Skyforge is free to play, so you can totally check it out in your spare time and see if you like it or not.
All sorts of collectible card games have become somewhat very popular in the last couple of years or so. It’s no wonder then that Obsidian also wanted their piece of the proverbial pie.
Described as a translation of “the best-selling Pathfinder Adventure Card Game into an entirely new breed of digital card game”, Pathfinder Adventures makes you work with other players to defeat all sorts of monsters and villains you encounter along the way.
If you’re a fan of the Pathfinder universe, you should totally enjoy this release, especially now that it emphasizes this world’s richness and diversity, as well as the plot and characters that you’ll meet along the way.
|Developer:||Obsidian Entertainment (formerly), Allods Team (currently)|
This title is also one of the more unique games in Obsidian’s portfolio. The company traded RPGs for tanks and stuff, creating War Thunder and World of Tanks’ direct competitor.
Set in the 2030s, Armored Warfare portrays a world of the future that descended into chaos and anarchy. Corporations rule it. Those who oppose this state of affairs have migrated to the so-called Badlands. As a mercenary, you get to commandeer a wide variety of tanks, armored vehicles and artillery.
There are both player versus player and player versus environment modes available in the game, including a selection of missions where up to five players fight against AI-controlled units. It’s a free-to-play game, too, so you can try it out without hassle. Who knows, maybe you’ll find it to be a World of Tanks killer?
Important note: As of 2017, the game is no longer being developed by Obsidian Entertainment. Allods Team has taken over these duties instead.
“Honey, I Shrunk the Kids!,” but as a video game? Why not? Grounded is certainly one of the most unique games in Obsidian’s back catalog. This survival game makes you one of the kids who have been shrunk to the size of an…ant.
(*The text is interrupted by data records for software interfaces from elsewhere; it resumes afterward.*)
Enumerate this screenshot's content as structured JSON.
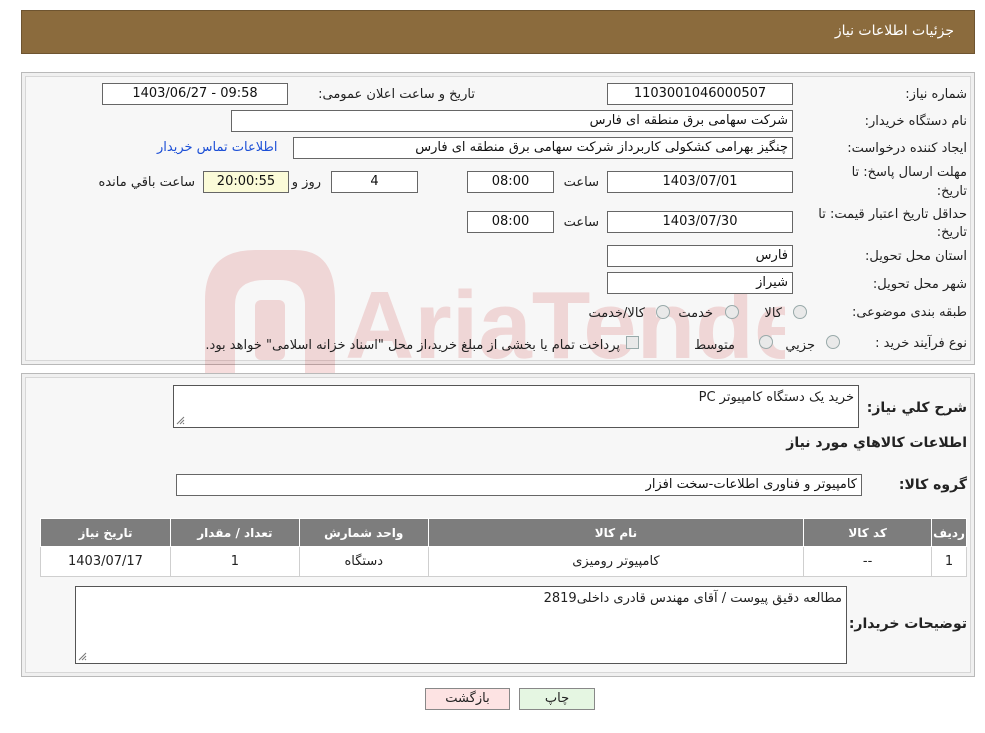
{
  "header": {
    "title": "جزئیات اطلاعات نیاز"
  },
  "form": {
    "need_number_label": "شماره نیاز:",
    "need_number": "1103001046000507",
    "announce_label": "تاریخ و ساعت اعلان عمومی:",
    "announce_value": "1403/06/27 - 09:58",
    "buyer_org_label": "نام دستگاه خریدار:",
    "buyer_org": "شرکت سهامی برق منطقه ای فارس",
    "creator_label": "ایجاد کننده درخواست:",
    "creator": "چنگیز  بهرامی کشکولی کاربرداز شرکت سهامی برق منطقه ای فارس",
    "contact_link": "اطلاعات تماس خریدار",
    "deadline_label_1": "مهلت ارسال پاسخ: تا",
    "deadline_label_2": "تاریخ:",
    "deadline_date": "1403/07/01",
    "time_word": "ساعت",
    "deadline_time": "08:00",
    "days_value": "4",
    "days_word": "روز و",
    "remaining_time": "20:00:55",
    "remaining_word": "ساعت باقي مانده",
    "validity_label_1": "حداقل تاریخ اعتبار قیمت: تا",
    "validity_label_2": "تاریخ:",
    "validity_date": "1403/07/30",
    "validity_time": "08:00",
    "province_label": "استان محل تحویل:",
    "province": "فارس",
    "city_label": "شهر محل تحویل:",
    "city": "شیراز",
    "category_label": "طبقه بندی موضوعی:",
    "category_options": [
      "کالا",
      "خدمت",
      "کالا/خدمت"
    ],
    "process_label": "نوع فرآیند خرید :",
    "process_options": [
      "جزیي",
      "متوسط"
    ],
    "payment_note": "پرداخت تمام یا بخشی از مبلغ خرید،از محل \"اسناد خزانه اسلامی\" خواهد بود."
  },
  "details": {
    "summary_label": "شرح کلي نياز:",
    "summary": "خرید یک دستگاه کامپیوتر PC",
    "goods_info_title": "اطلاعات کالاهاي مورد نياز",
    "goods_group_label": "گروه کالا:",
    "goods_group": "کامپیوتر و فناوری اطلاعات-سخت افزار",
    "table": {
      "headers": [
        "رديف",
        "کد کالا",
        "نام کالا",
        "واحد شمارش",
        "تعداد / مقدار",
        "تاریخ نیاز"
      ],
      "rows": [
        [
          "1",
          "--",
          "کامپیوتر رومیزی",
          "دستگاه",
          "1",
          "1403/07/17"
        ]
      ]
    },
    "buyer_notes_label": "توضیحات خریدار:",
    "buyer_notes": "مطالعه دقیق پیوست / آقای مهندس قادری داخلی2819"
  },
  "buttons": {
    "back": "بازگشت",
    "print": "چاپ"
  },
  "watermark_text": "AriaTender.neT",
  "colors": {
    "header": "#8b6b3d",
    "table_header": "#7d7d7d",
    "link": "#1c4fd6"
  }
}
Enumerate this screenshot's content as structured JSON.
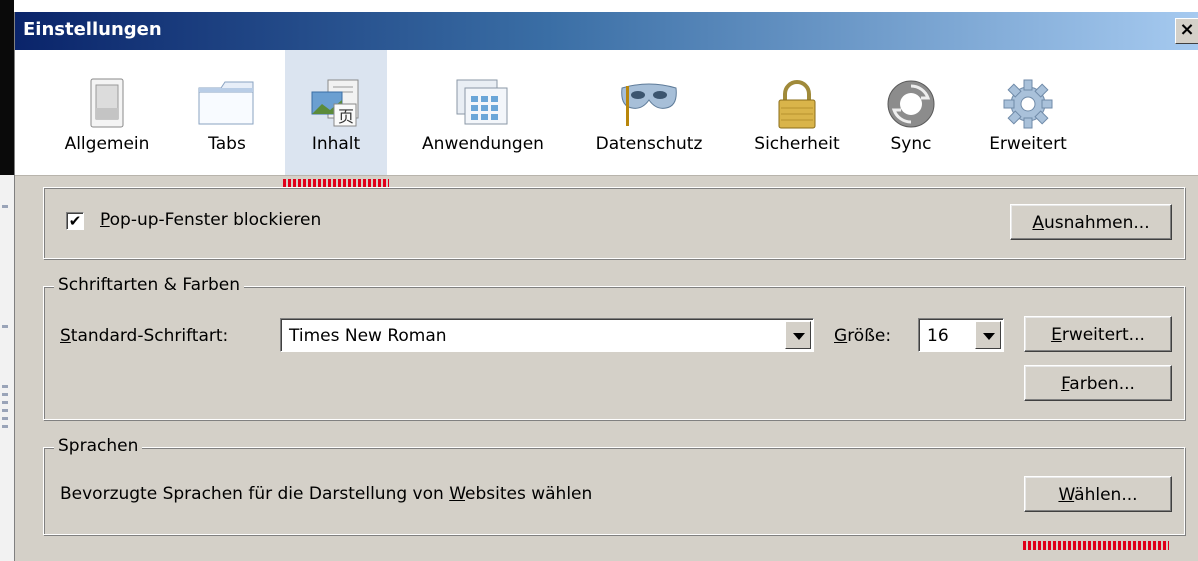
{
  "window": {
    "title": "Einstellungen",
    "close_label": "×"
  },
  "toolbar": {
    "tabs": [
      {
        "label": "Allgemein",
        "icon": "switch-icon"
      },
      {
        "label": "Tabs",
        "icon": "tabs-window-icon"
      },
      {
        "label": "Inhalt",
        "icon": "content-icon",
        "selected": true
      },
      {
        "label": "Anwendungen",
        "icon": "applications-icon"
      },
      {
        "label": "Datenschutz",
        "icon": "privacy-mask-icon"
      },
      {
        "label": "Sicherheit",
        "icon": "padlock-icon"
      },
      {
        "label": "Sync",
        "icon": "sync-icon"
      },
      {
        "label": "Erweitert",
        "icon": "gear-icon"
      }
    ]
  },
  "popup": {
    "checkbox_label": "Pop-up-Fenster blockieren",
    "checked": true,
    "exceptions_button": "Ausnahmen..."
  },
  "fonts": {
    "legend": "Schriftarten & Farben",
    "default_font_label": "Standard-Schriftart:",
    "default_font_value": "Times New Roman",
    "size_label": "Größe:",
    "size_value": "16",
    "advanced_button": "Erweitert...",
    "colors_button": "Farben..."
  },
  "languages": {
    "legend": "Sprachen",
    "description": "Bevorzugte Sprachen für die Darstellung von Websites wählen",
    "choose_button": "Wählen..."
  },
  "colors": {
    "accent": "#0a246a",
    "marker": "#e0001a",
    "panel": "#d4d0c8"
  }
}
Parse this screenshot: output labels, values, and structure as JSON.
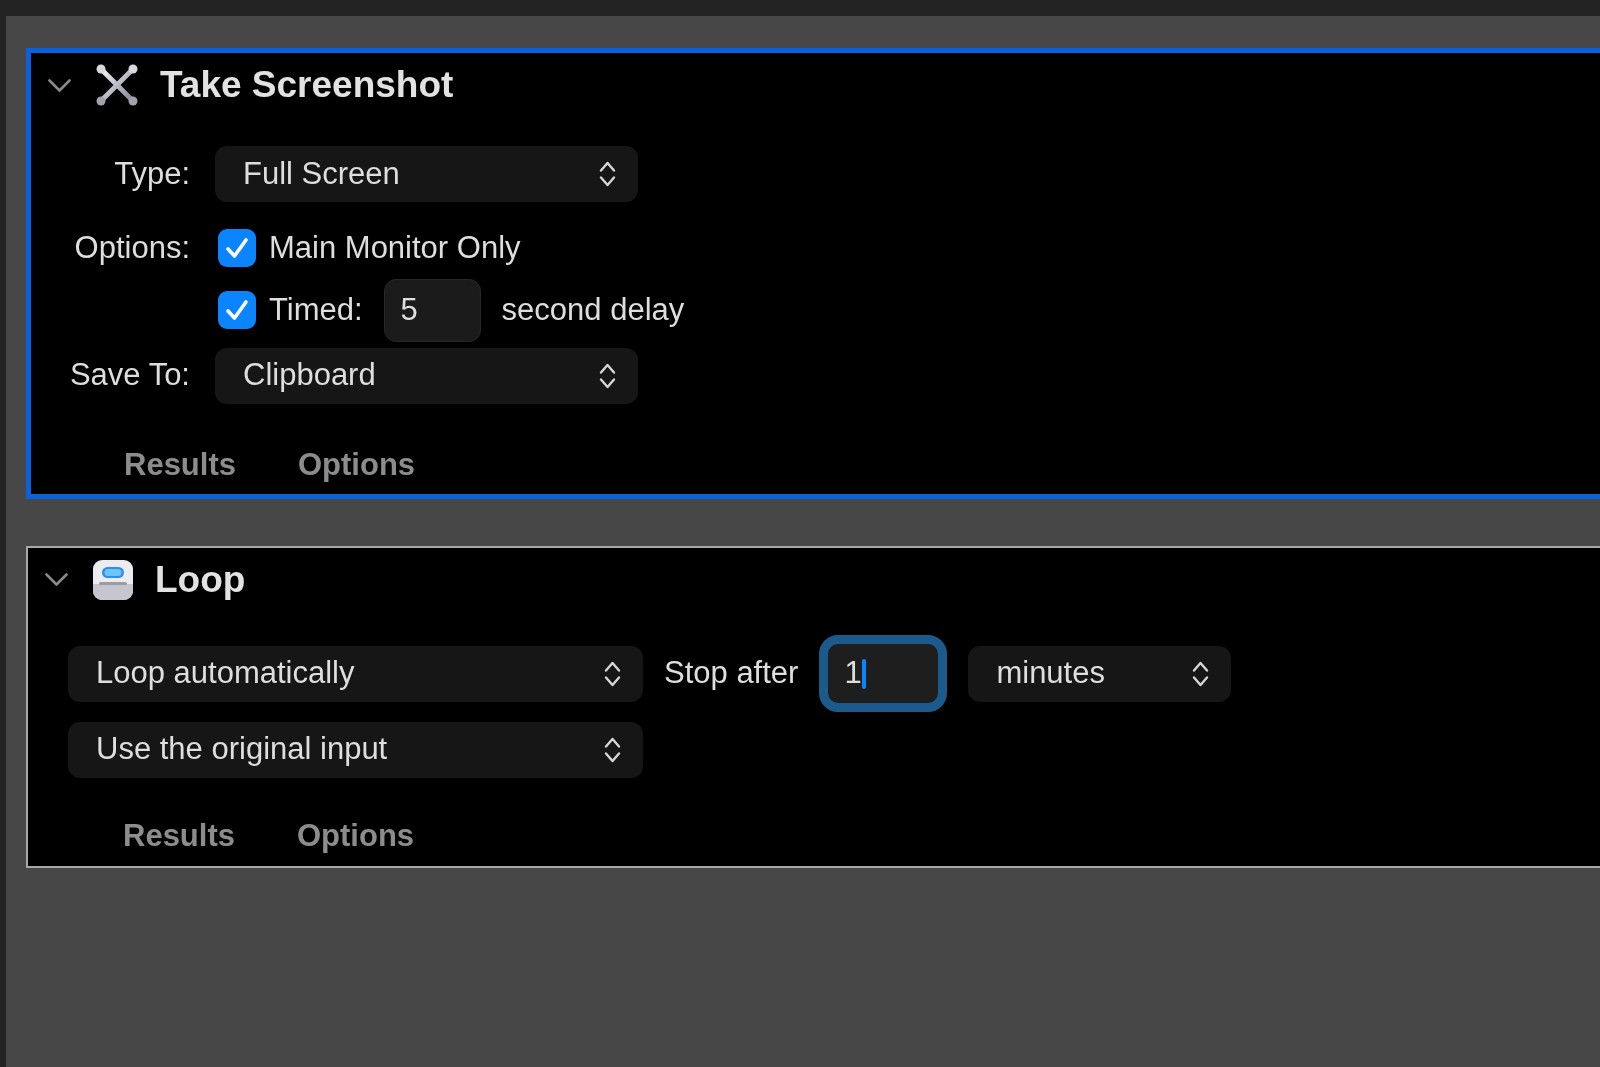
{
  "actions": [
    {
      "kind": "screenshot",
      "title": "Take Screenshot",
      "selected": true,
      "expanded": true,
      "rows": [
        {
          "label": "Type:",
          "controls": [
            {
              "kind": "popup",
              "value": "Full Screen"
            }
          ]
        },
        {
          "label": "Options:",
          "controls": [
            {
              "kind": "checkbox",
              "text": "Main Monitor Only",
              "checked": true
            }
          ]
        },
        {
          "controls": [
            {
              "kind": "checkbox",
              "text": "Timed:",
              "checked": true
            },
            {
              "kind": "field",
              "value": "5",
              "focused": false
            },
            {
              "kind": "text",
              "text": "second delay"
            }
          ]
        },
        {
          "label": "Save To:",
          "controls": [
            {
              "kind": "popup",
              "value": "Clipboard"
            }
          ]
        }
      ],
      "tabs": [
        {
          "label": "Results",
          "selected": false
        },
        {
          "label": "Options",
          "selected": false
        }
      ]
    },
    {
      "kind": "loop",
      "title": "Loop",
      "selected": false,
      "expanded": true,
      "rows": [
        {
          "controls": [
            {
              "kind": "popup",
              "value": "Loop automatically"
            },
            {
              "kind": "text",
              "text": "Stop after"
            },
            {
              "kind": "field",
              "value": "1",
              "focused": true
            },
            {
              "kind": "popup",
              "value": "minutes"
            }
          ]
        },
        {
          "controls": [
            {
              "kind": "popup",
              "value": "Use the original input"
            }
          ]
        }
      ],
      "tabs": [
        {
          "label": "Results",
          "selected": false
        },
        {
          "label": "Options",
          "selected": false
        }
      ]
    }
  ]
}
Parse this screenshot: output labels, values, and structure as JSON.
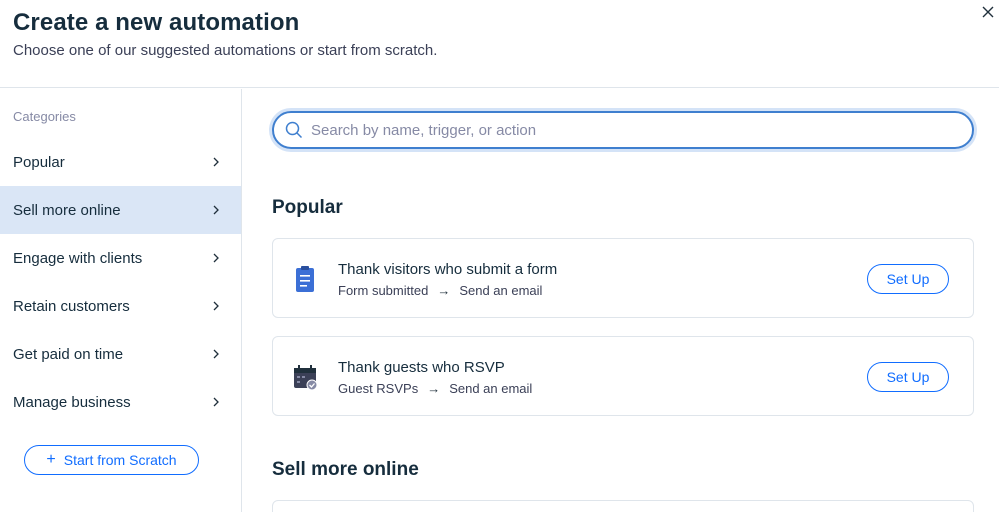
{
  "header": {
    "title": "Create a new automation",
    "subtitle": "Choose one of our suggested automations or start from scratch."
  },
  "sidebar": {
    "heading": "Categories",
    "items": [
      {
        "label": "Popular",
        "selected": false
      },
      {
        "label": "Sell more online",
        "selected": true
      },
      {
        "label": "Engage with clients",
        "selected": false
      },
      {
        "label": "Retain customers",
        "selected": false
      },
      {
        "label": "Get paid on time",
        "selected": false
      },
      {
        "label": "Manage business",
        "selected": false
      }
    ],
    "scratch_button": "Start from Scratch"
  },
  "search": {
    "placeholder": "Search by name, trigger, or action",
    "value": ""
  },
  "sections": [
    {
      "title": "Popular",
      "cards": [
        {
          "icon": "clipboard-form-icon",
          "title": "Thank visitors who submit a form",
          "trigger": "Form submitted",
          "action": "Send an email",
          "button": "Set Up"
        },
        {
          "icon": "calendar-check-icon",
          "title": "Thank guests who RSVP",
          "trigger": "Guest RSVPs",
          "action": "Send an email",
          "button": "Set Up"
        }
      ]
    },
    {
      "title": "Sell more online",
      "cards": []
    }
  ],
  "colors": {
    "accent": "#116dff",
    "selected_bg": "#dae6f6",
    "text": "#162d3d",
    "muted": "#868aa5",
    "border": "#dfe5eb"
  }
}
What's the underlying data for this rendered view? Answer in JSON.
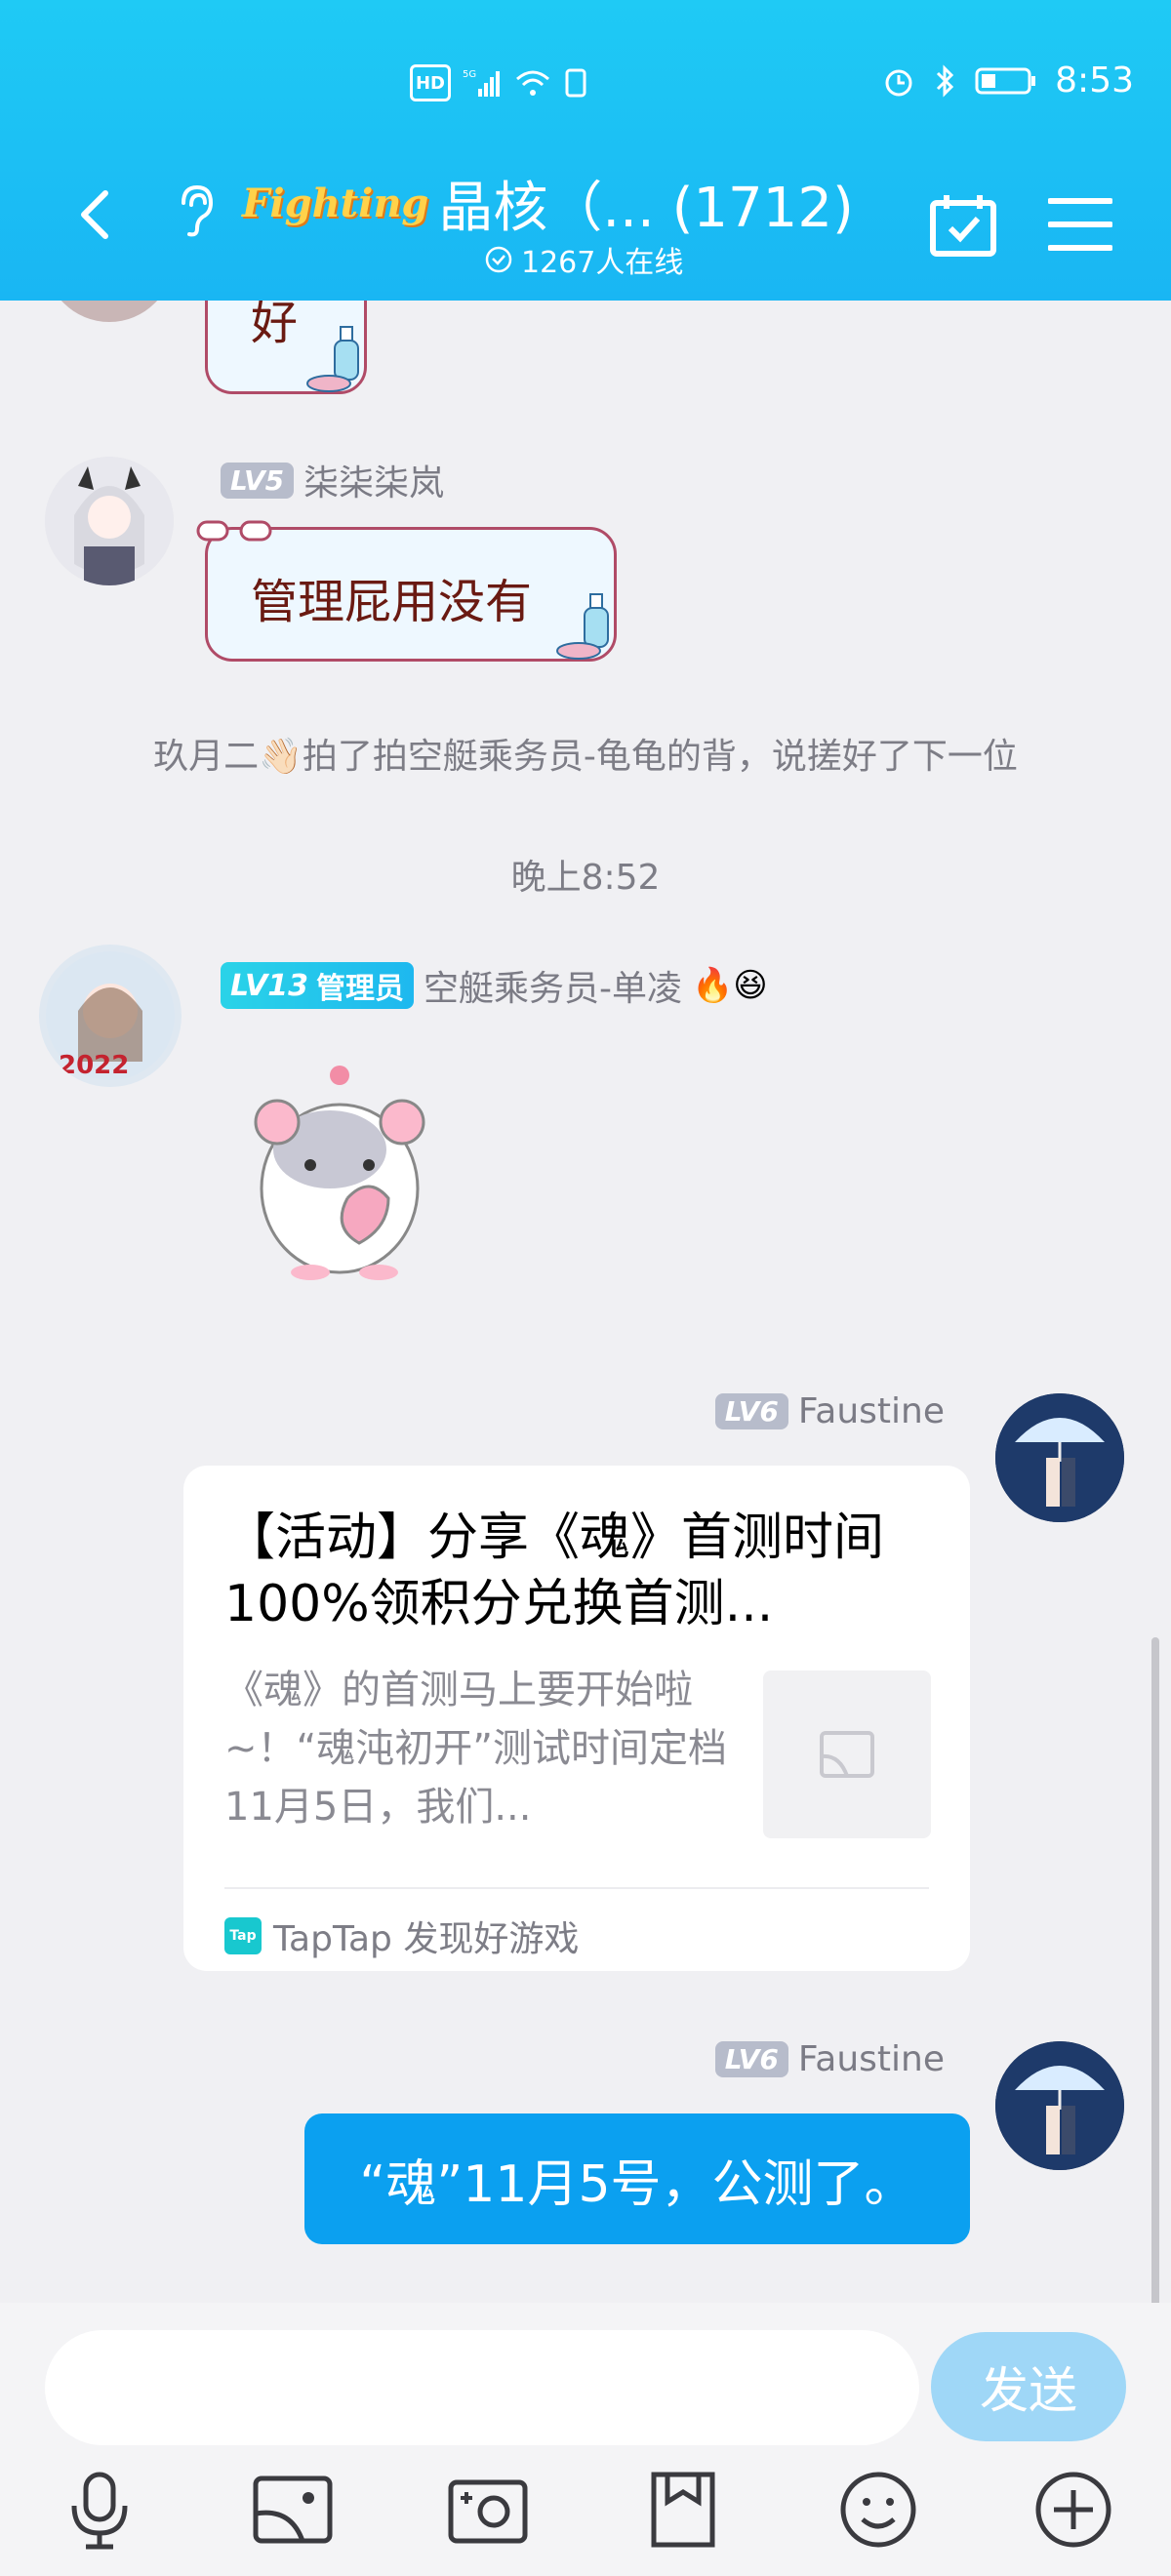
{
  "status": {
    "time": "8:53"
  },
  "header": {
    "logo_text": "Fighting",
    "title": "晶核（... (1712)",
    "online": "1267人在线"
  },
  "messages": {
    "m1": {
      "text": "好"
    },
    "m2": {
      "level": "LV5",
      "name": "柒柒柒岚",
      "text": "管理屁用没有"
    },
    "sys1": "玖月二👋🏻拍了拍空艇乘务员-龟龟的背，说搓好了下一位",
    "time1": "晚上8:52",
    "m3": {
      "level": "LV13",
      "admin": "管理员",
      "name": "空艇乘务员-单凌",
      "emoji": "🔥😆"
    },
    "m4": {
      "level": "LV6",
      "name": "Faustine",
      "card_title": "【活动】分享《魂》首测时间 100%领积分兑换首测...",
      "card_desc": "《魂》的首测马上要开始啦~！“魂沌初开”测试时间定档11月5日，我们...",
      "card_source": "TapTap 发现好游戏",
      "tap_label": "Tap"
    },
    "m5": {
      "level": "LV6",
      "name": "Faustine",
      "text": "“魂”11月5号，公测了。"
    }
  },
  "input": {
    "send_label": "发送"
  },
  "colors": {
    "header": "#19b6f3",
    "send_bubble": "#0ba0f0",
    "send_button": "#9fd7f7"
  }
}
Still, before you discover why all this happened, you need to ensure your survival in the backyard. For that, you need to construct a base, gather resources and defend yourself using a selection of rather primitive weapons.
You also need to stay fed and hydrated. As far as the insects and arachnids featured in the game are concerned, they serve various purposes. Ladybugs can lead you to food sources, you can cook aphids, and spiders are going to hunt you. You can also play the game in a four-player coop. While the game is set for a full release in September 2022, it’s available through Early Access.
Josh Sawyer’s latest project, Pentiment actually dates back to the Black Isle Studios days. Now, it’s about to get a release in a couple of months. What is it?
Simply put, it’s a narrative-based adventure game with role-playing elements. It’s set in the 16th century. As Andreas Maler, a journeyman artist, your task is to investigate the murder of a prominent person. It’s pretty personal, as it is your friend who has been accused of such a foul deed!
The plot spans over twenty-five years and your task is to accuse someone based on either who you think killed the victim or deserves punishment the most. With its visuals inspired by late medieval art, Pentiment is surely going to be an interesting thing to check out.
The history of Obsidian Entertainment
In the mid-to-late 90s and early 2000s, there were two kings of RPGs: BioWare and Black Isle Studios. The former made revered classics like Baldur’s Gate and Neverwinter Nights. The latter developed the original Fallout games and Planescape: Torment. However, when Black Isle’s publisher, Interplay, fell, it took the talented studio with it.
Some of its former masterminds reformed as InXile Entertainment, while others started Obsidian Entertainment in June of 2003.
From the very get-go, Obsidian seemed committed to firmly staying in the RPG territory, although they have deviated from that in recent years, diversifying their portfolio a bit.